I wrote last week about my plan to give pies instead of factory-made presents for Christmas. I was not the only one cutting back on the excesses of Christmas this year. It seemed that people broadly were trying to make Christmas a more focused holiday this year.
- There were at least 40 percent fewer Christmas lights in my local area. The mild fall weather and higher electric rates must be a factor, but are not enough by themselves to explain such a large decline.
- Retail Christmas shopping traffic started late, only six days before Thanksgiving from what I could see, then fell off more than ever in the two or three weeks after Thansgiving weekend, picking up again just in the last five days before Christmas.
- During the Christmas shopping season, many stores had no Christmas decorations at all on display. Others had cut back to decorations less than half the size of last year.
- On Christmas Eve, the pope warned specifically about the commercialization of Christmas.
- After Christmas, there was heavy retail traffic on December 26, but not much in the days since.
- After Christmas, Sears and Kmart wasted no time in announcing a new round of store closings.
- Stores wasted no time moving out Christmas-specific merchandise.
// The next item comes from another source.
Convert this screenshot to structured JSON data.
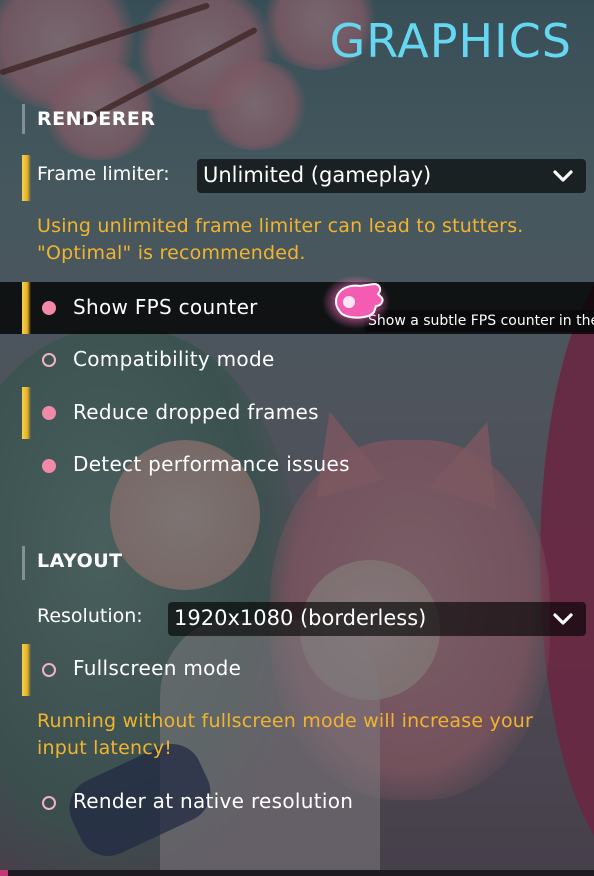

I personally bought some Christmas items that had been marked down by about half on December 24 and again on December 27. In other stores that I visited in the days after Christmas, stores that in years past would have spent weeks clearing out excess Christmas items, there was no sign of any Christmas items remaining.
- In a survey, about two thirds of U.S. workers were not taking any days off this week other than the holidays scheduled by their employers. I did not take any days off myself.
I saw no sign on Christmas Eve and Christmas that people were taking the holiday itself any less seriously. But people seemed determined not to let Christmas spill over across the entire month of December. The result was a more focused and arguably a more meaningful holiday.